* _YOUR ASSIGNMENT_:
Out of the lines below, please list those that hold the string "Risk".
GIVEN RECORDS Start Marker
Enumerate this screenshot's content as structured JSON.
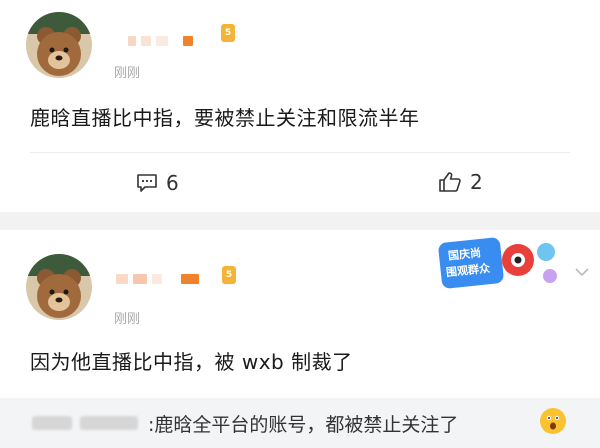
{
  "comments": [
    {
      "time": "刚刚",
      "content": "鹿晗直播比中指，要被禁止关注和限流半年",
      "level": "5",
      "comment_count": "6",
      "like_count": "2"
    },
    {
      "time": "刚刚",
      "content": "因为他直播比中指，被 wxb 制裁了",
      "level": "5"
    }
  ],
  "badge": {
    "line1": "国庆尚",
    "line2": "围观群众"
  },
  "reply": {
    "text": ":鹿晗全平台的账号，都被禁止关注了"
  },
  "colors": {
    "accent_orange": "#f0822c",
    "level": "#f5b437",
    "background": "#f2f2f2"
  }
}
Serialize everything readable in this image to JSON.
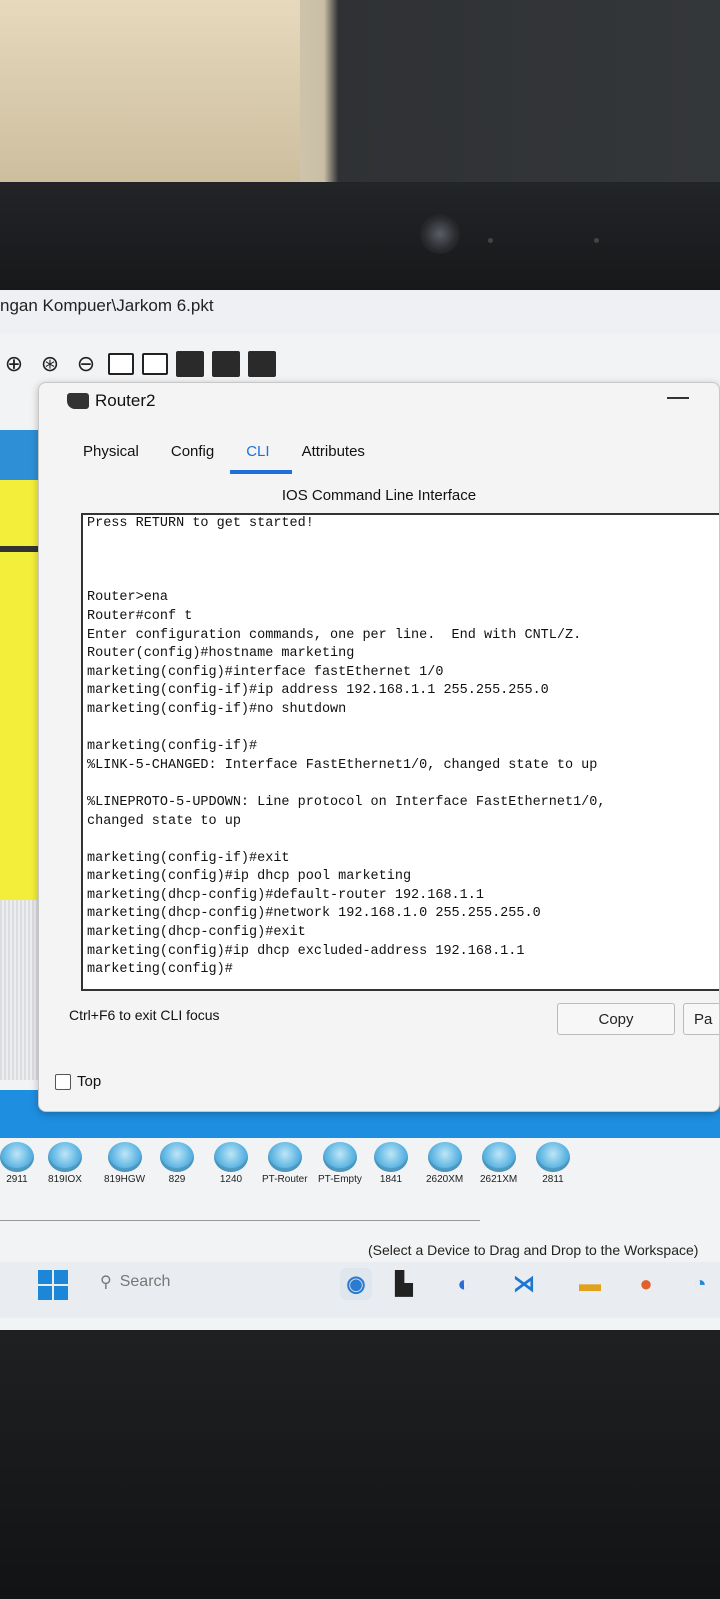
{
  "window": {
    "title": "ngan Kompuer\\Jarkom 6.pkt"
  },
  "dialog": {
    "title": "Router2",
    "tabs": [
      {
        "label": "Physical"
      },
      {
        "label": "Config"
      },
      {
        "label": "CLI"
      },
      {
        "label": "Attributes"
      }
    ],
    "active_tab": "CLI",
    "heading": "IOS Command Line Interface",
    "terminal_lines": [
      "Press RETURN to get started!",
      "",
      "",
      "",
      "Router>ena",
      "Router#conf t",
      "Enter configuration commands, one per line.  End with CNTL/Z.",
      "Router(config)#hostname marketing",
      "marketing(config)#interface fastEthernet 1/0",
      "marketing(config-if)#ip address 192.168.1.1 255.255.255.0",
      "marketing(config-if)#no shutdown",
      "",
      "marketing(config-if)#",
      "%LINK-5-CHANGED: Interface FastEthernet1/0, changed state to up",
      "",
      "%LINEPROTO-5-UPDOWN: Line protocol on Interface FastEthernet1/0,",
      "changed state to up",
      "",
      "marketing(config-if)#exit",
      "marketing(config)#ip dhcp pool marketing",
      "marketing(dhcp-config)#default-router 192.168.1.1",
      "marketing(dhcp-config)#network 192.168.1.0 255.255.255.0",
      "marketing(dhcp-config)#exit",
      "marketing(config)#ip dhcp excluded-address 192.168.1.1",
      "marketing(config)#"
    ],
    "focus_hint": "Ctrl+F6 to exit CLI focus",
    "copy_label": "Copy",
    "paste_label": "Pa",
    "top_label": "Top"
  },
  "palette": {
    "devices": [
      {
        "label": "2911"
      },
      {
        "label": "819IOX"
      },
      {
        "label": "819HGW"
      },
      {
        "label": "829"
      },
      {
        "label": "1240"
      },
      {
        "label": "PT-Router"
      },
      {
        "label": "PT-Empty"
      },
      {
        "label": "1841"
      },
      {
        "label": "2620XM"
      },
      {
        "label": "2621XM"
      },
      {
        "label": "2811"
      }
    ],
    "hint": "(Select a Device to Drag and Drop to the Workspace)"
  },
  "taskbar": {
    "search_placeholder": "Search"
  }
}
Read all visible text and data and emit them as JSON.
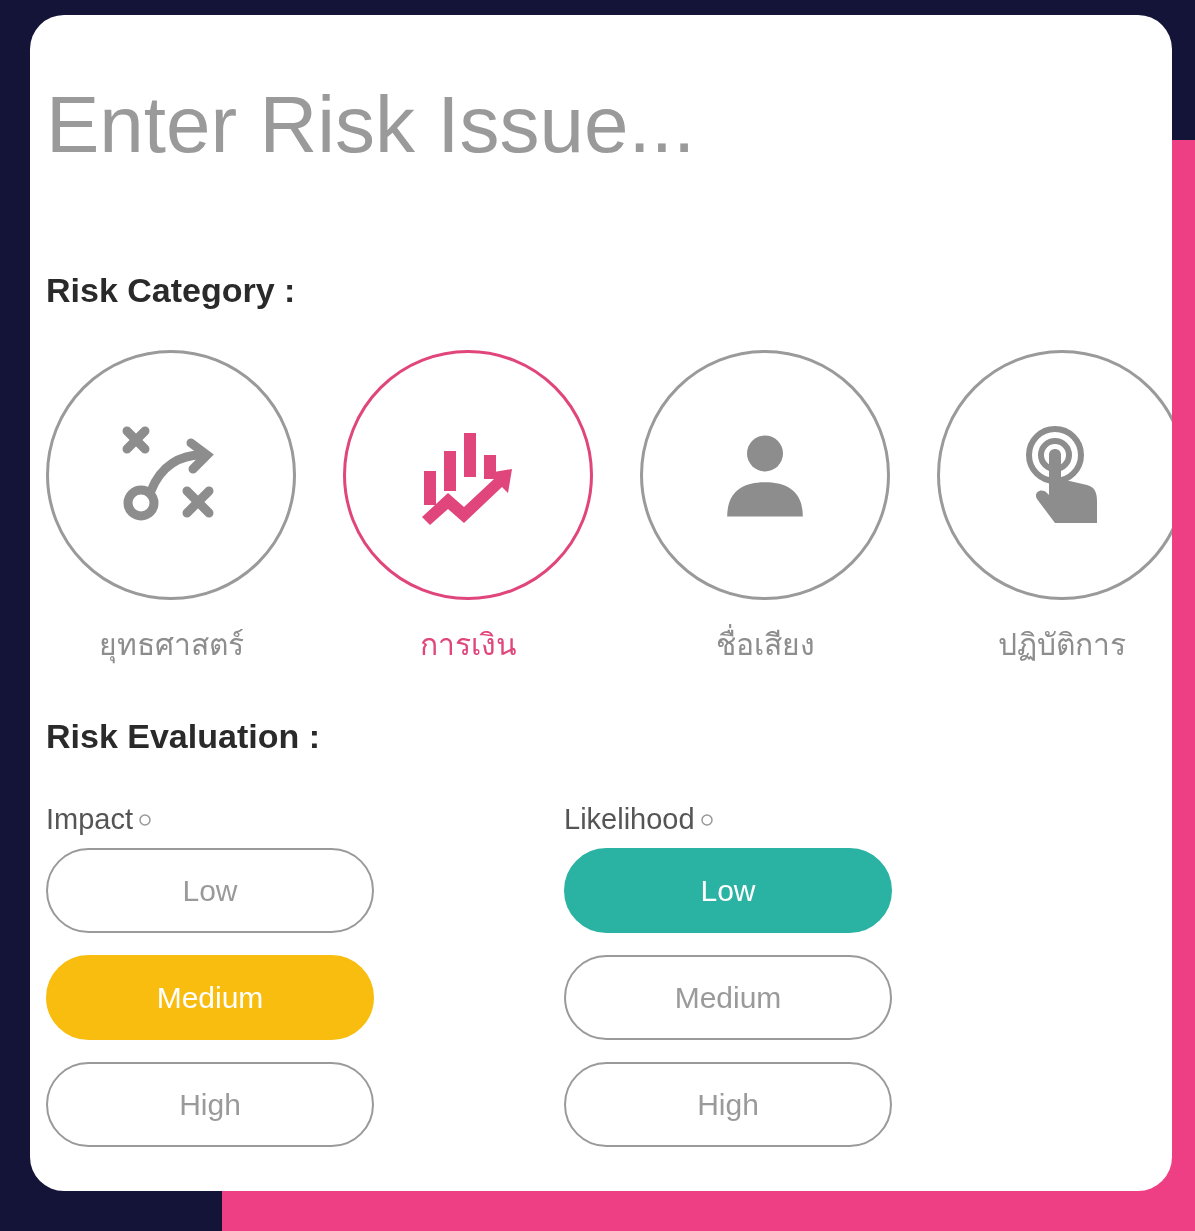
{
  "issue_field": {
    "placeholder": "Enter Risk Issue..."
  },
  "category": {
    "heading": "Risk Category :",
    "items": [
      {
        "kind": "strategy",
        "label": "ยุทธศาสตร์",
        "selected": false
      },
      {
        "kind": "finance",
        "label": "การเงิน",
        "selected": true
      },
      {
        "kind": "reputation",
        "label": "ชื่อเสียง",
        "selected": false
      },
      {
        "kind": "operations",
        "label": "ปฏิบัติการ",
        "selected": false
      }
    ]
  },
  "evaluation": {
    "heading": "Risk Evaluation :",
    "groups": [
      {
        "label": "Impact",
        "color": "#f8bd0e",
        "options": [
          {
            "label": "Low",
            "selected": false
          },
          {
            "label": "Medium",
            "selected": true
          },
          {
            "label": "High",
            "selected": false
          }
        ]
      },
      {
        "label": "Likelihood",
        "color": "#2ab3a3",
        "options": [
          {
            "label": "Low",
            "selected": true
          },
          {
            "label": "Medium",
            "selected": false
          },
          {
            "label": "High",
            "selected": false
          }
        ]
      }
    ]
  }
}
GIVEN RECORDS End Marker
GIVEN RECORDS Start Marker
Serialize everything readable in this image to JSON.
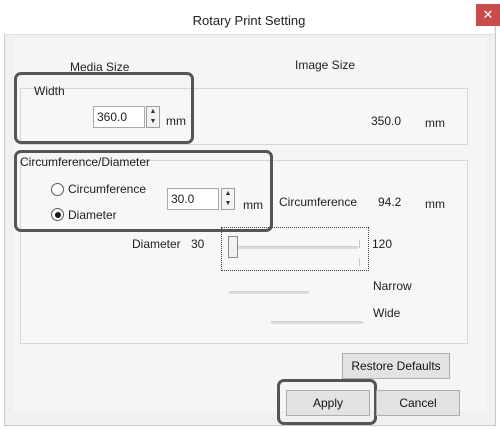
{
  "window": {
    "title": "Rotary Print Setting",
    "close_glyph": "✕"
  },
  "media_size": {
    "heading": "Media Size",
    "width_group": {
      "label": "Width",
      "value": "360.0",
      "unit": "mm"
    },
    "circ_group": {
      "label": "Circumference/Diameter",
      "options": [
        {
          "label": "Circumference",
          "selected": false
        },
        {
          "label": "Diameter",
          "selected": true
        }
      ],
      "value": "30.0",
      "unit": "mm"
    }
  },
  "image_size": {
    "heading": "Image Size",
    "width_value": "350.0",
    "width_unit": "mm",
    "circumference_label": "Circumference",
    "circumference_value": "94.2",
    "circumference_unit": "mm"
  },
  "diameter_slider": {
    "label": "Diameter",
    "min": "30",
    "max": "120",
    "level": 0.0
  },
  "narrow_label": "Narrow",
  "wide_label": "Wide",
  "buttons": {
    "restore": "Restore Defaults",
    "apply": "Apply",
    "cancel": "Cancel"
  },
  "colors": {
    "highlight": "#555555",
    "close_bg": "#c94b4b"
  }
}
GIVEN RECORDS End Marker
* _SOLUTION FOR THIS TASK_:
    "placeholder": "Enter Risk Issue..."
    "heading": "Risk Category :",
    "heading": "Risk Evaluation :",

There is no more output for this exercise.